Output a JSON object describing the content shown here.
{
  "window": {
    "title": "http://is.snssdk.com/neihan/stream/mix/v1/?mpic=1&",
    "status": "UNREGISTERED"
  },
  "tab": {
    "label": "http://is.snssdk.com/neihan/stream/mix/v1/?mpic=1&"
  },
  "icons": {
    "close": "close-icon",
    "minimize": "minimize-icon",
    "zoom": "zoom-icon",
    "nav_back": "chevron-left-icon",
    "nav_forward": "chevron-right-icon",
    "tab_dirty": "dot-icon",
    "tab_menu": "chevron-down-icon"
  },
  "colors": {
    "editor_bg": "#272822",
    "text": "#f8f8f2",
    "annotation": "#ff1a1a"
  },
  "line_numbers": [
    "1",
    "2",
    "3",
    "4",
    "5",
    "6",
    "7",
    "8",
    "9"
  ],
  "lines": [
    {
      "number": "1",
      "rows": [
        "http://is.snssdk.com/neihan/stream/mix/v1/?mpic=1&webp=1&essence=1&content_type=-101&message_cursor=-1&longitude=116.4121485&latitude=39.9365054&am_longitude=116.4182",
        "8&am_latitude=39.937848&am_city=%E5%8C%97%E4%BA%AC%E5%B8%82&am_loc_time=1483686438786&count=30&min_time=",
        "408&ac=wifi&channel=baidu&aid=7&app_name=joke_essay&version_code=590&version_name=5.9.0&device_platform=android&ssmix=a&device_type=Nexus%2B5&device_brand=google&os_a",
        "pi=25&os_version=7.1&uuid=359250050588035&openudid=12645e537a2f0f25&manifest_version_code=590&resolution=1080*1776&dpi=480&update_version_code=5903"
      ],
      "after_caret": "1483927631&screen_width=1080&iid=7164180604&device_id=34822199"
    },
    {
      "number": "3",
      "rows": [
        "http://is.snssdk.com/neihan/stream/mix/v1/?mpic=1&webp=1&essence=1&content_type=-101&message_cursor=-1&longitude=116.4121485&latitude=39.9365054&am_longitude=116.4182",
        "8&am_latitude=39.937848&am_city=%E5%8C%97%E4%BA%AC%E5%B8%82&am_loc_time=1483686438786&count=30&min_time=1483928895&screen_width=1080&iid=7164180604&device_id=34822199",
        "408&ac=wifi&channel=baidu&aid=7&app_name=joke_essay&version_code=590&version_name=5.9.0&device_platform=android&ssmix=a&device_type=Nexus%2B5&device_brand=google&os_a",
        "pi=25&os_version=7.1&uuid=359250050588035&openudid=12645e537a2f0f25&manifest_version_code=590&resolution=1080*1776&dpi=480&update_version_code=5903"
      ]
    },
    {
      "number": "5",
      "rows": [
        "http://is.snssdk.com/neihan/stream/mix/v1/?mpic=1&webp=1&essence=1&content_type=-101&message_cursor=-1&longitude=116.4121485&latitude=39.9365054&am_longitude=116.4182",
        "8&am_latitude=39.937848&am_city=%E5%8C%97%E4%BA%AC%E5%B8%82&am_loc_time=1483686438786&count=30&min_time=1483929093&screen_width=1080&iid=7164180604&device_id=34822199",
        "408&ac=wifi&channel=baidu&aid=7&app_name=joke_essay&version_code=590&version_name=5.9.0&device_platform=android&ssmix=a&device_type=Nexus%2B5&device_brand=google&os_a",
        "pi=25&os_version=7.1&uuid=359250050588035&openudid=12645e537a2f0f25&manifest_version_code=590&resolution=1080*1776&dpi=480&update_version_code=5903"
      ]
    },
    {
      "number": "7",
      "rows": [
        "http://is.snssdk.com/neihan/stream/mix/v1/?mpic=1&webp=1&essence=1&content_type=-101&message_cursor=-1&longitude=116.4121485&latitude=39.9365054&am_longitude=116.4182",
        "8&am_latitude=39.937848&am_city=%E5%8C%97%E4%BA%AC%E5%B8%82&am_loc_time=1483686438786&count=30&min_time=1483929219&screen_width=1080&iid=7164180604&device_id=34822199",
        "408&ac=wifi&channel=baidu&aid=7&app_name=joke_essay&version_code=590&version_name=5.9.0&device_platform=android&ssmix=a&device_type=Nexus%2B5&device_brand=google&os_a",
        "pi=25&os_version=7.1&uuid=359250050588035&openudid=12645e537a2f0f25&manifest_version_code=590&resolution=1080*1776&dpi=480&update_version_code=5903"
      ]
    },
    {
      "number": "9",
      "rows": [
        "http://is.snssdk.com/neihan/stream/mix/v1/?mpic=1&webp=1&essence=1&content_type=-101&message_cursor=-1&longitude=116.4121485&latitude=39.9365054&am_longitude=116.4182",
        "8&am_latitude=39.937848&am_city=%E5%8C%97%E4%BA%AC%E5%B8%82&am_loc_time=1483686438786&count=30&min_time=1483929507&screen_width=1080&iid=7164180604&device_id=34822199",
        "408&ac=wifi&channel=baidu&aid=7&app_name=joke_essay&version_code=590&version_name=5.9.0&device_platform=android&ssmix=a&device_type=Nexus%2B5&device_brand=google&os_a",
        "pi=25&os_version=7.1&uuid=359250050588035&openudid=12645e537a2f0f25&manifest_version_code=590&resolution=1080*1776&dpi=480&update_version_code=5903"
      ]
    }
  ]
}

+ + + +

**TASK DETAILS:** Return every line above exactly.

**RESPONSE FOR THIS EXERCISE:**
Output a JSON object describing the content shown here.
{
  "window": {
    "title": "http://is.snssdk.com/neihan/stream/mix/v1/?mpic=1&",
    "status": "UNREGISTERED"
  },
  "tab": {
    "label": "http://is.snssdk.com/neihan/stream/mix/v1/?mpic=1&"
  },
  "icons": {
    "close": "close-icon",
    "minimize": "minimize-icon",
    "zoom": "zoom-icon",
    "nav_back": "chevron-left-icon",
    "nav_forward": "chevron-right-icon",
    "tab_dirty": "dot-icon",
    "tab_menu": "chevron-down-icon"
  },
  "colors": {
    "editor_bg": "#272822",
    "text": "#f8f8f2",
    "annotation": "#ff1a1a"
  },
  "line_numbers": [
    "1",
    "2",
    "3",
    "4",
    "5",
    "6",
    "7",
    "8",
    "9"
  ],
  "lines": [
    {
      "number": "1",
      "rows": [
        "http://is.snssdk.com/neihan/stream/mix/v1/?mpic=1&webp=1&essence=1&content_type=-101&message_cursor=-1&longitude=116.4121485&latitude=39.9365054&am_longitude=116.4182",
        "8&am_latitude=39.937848&am_city=%E5%8C%97%E4%BA%AC%E5%B8%82&am_loc_time=1483686438786&count=30&min_time=",
        "408&ac=wifi&channel=baidu&aid=7&app_name=joke_essay&version_code=590&version_name=5.9.0&device_platform=android&ssmix=a&device_type=Nexus%2B5&device_brand=google&os_a",
        "pi=25&os_version=7.1&uuid=359250050588035&openudid=12645e537a2f0f25&manifest_version_code=590&resolution=1080*1776&dpi=480&update_version_code=5903"
      ],
      "after_caret": "1483927631&screen_width=1080&iid=7164180604&device_id=34822199"
    },
    {
      "number": "3",
      "rows": [
        "http://is.snssdk.com/neihan/stream/mix/v1/?mpic=1&webp=1&essence=1&content_type=-101&message_cursor=-1&longitude=116.4121485&latitude=39.9365054&am_longitude=116.4182",
        "8&am_latitude=39.937848&am_city=%E5%8C%97%E4%BA%AC%E5%B8%82&am_loc_time=1483686438786&count=30&min_time=1483928895&screen_width=1080&iid=7164180604&device_id=34822199",
        "408&ac=wifi&channel=baidu&aid=7&app_name=joke_essay&version_code=590&version_name=5.9.0&device_platform=android&ssmix=a&device_type=Nexus%2B5&device_brand=google&os_a",
        "pi=25&os_version=7.1&uuid=359250050588035&openudid=12645e537a2f0f25&manifest_version_code=590&resolution=1080*1776&dpi=480&update_version_code=5903"
      ]
    },
    {
      "number": "5",
      "rows": [
        "http://is.snssdk.com/neihan/stream/mix/v1/?mpic=1&webp=1&essence=1&content_type=-101&message_cursor=-1&longitude=116.4121485&latitude=39.9365054&am_longitude=116.4182",
        "8&am_latitude=39.937848&am_city=%E5%8C%97%E4%BA%AC%E5%B8%82&am_loc_time=1483686438786&count=30&min_time=1483929093&screen_width=1080&iid=7164180604&device_id=34822199",
        "408&ac=wifi&channel=baidu&aid=7&app_name=joke_essay&version_code=590&version_name=5.9.0&device_platform=android&ssmix=a&device_type=Nexus%2B5&device_brand=google&os_a",
        "pi=25&os_version=7.1&uuid=359250050588035&openudid=12645e537a2f0f25&manifest_version_code=590&resolution=1080*1776&dpi=480&update_version_code=5903"
      ]
    },
    {
      "number": "7",
      "rows": [
        "http://is.snssdk.com/neihan/stream/mix/v1/?mpic=1&webp=1&essence=1&content_type=-101&message_cursor=-1&longitude=116.4121485&latitude=39.9365054&am_longitude=116.4182",
        "8&am_latitude=39.937848&am_city=%E5%8C%97%E4%BA%AC%E5%B8%82&am_loc_time=1483686438786&count=30&min_time=1483929219&screen_width=1080&iid=7164180604&device_id=34822199",
        "408&ac=wifi&channel=baidu&aid=7&app_name=joke_essay&version_code=590&version_name=5.9.0&device_platform=android&ssmix=a&device_type=Nexus%2B5&device_brand=google&os_a",
        "pi=25&os_version=7.1&uuid=359250050588035&openudid=12645e537a2f0f25&manifest_version_code=590&resolution=1080*1776&dpi=480&update_version_code=5903"
      ]
    },
    {
      "number": "9",
      "rows": [
        "http://is.snssdk.com/neihan/stream/mix/v1/?mpic=1&webp=1&essence=1&content_type=-101&message_cursor=-1&longitude=116.4121485&latitude=39.9365054&am_longitude=116.4182",
        "8&am_latitude=39.937848&am_city=%E5%8C%97%E4%BA%AC%E5%B8%82&am_loc_time=1483686438786&count=30&min_time=1483929507&screen_width=1080&iid=7164180604&device_id=34822199",
        "408&ac=wifi&channel=baidu&aid=7&app_name=joke_essay&version_code=590&version_name=5.9.0&device_platform=android&ssmix=a&device_type=Nexus%2B5&device_brand=google&os_a",
        "pi=25&os_version=7.1&uuid=359250050588035&openudid=12645e537a2f0f25&manifest_version_code=590&resolution=1080*1776&dpi=480&update_version_code=5903"
      ]
    }
  ]
}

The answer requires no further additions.